What the task requires — Find the word "date" in the data below and copy each line that holds it.

[[ Excerpted data, beginning ]]

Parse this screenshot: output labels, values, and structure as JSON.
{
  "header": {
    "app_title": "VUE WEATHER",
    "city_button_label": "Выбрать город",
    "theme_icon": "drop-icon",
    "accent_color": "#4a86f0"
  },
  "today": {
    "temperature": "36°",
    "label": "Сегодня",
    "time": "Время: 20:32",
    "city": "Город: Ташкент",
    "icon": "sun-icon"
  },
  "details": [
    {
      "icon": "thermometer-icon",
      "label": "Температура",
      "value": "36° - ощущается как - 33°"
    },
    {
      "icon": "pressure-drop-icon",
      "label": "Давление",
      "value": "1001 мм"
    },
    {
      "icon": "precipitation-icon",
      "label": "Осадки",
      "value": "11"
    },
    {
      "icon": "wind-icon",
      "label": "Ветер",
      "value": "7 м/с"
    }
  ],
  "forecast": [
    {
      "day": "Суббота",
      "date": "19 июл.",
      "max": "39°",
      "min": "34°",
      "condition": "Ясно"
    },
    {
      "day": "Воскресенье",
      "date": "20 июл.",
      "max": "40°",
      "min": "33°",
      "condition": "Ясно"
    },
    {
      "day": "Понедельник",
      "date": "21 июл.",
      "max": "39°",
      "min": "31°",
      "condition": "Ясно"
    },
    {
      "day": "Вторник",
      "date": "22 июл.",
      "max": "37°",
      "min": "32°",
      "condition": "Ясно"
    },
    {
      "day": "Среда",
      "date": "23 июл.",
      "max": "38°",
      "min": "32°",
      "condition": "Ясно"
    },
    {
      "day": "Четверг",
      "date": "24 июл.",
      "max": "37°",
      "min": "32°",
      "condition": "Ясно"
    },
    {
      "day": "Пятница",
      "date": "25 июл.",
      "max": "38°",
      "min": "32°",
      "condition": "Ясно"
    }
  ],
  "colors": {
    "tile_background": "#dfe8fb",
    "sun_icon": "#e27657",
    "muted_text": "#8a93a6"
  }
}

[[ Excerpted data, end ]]
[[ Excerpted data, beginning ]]

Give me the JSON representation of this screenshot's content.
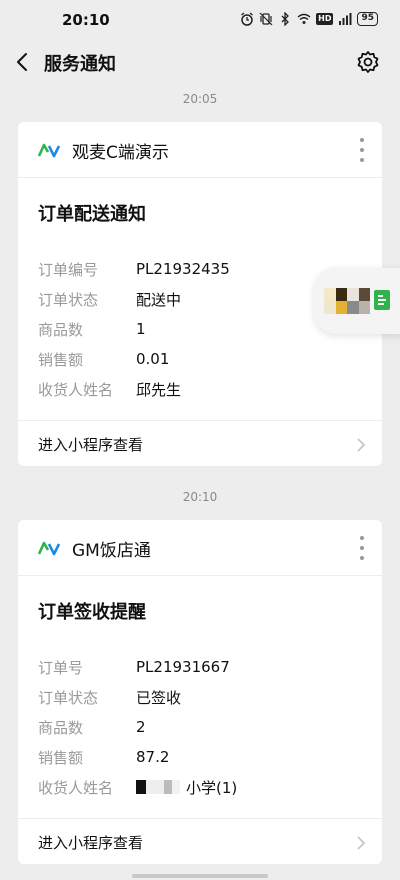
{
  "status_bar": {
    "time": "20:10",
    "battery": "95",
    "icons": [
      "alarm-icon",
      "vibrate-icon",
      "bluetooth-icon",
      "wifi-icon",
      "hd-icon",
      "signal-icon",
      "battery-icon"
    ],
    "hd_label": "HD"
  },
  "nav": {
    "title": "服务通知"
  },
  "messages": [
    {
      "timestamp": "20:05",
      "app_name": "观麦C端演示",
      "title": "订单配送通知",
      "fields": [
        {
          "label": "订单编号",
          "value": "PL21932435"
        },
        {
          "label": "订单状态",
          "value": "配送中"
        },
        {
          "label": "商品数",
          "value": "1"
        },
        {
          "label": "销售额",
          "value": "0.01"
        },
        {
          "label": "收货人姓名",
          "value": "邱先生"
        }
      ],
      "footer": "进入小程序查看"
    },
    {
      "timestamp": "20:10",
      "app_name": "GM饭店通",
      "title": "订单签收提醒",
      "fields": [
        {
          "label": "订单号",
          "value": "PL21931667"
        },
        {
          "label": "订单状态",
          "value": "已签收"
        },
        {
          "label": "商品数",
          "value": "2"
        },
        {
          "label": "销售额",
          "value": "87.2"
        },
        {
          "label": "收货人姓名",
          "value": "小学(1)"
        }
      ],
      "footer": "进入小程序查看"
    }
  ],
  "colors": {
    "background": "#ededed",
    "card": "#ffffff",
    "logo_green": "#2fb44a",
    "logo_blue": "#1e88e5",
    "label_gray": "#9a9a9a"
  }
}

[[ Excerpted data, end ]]
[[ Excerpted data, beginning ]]

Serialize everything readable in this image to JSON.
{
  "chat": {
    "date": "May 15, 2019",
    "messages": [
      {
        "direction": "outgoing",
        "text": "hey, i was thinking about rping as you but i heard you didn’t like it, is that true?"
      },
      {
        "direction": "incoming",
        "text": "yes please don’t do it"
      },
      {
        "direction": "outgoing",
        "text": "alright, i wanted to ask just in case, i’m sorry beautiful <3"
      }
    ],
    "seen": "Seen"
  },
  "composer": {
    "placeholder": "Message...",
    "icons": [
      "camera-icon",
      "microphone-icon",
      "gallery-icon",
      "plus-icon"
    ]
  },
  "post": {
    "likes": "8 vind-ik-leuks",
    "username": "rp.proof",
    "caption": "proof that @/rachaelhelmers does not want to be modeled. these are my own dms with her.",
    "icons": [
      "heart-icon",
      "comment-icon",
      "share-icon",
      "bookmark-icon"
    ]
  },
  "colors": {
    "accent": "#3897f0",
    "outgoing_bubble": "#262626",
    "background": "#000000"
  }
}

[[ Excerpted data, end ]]

Task result —
      "date": "19 июл.",
      "date": "20 июл.",
      "date": "21 июл.",
      "date": "22 июл.",
      "date": "23 июл.",
      "date": "24 июл.",
      "date": "25 июл.",
    "date": "May 15, 2019",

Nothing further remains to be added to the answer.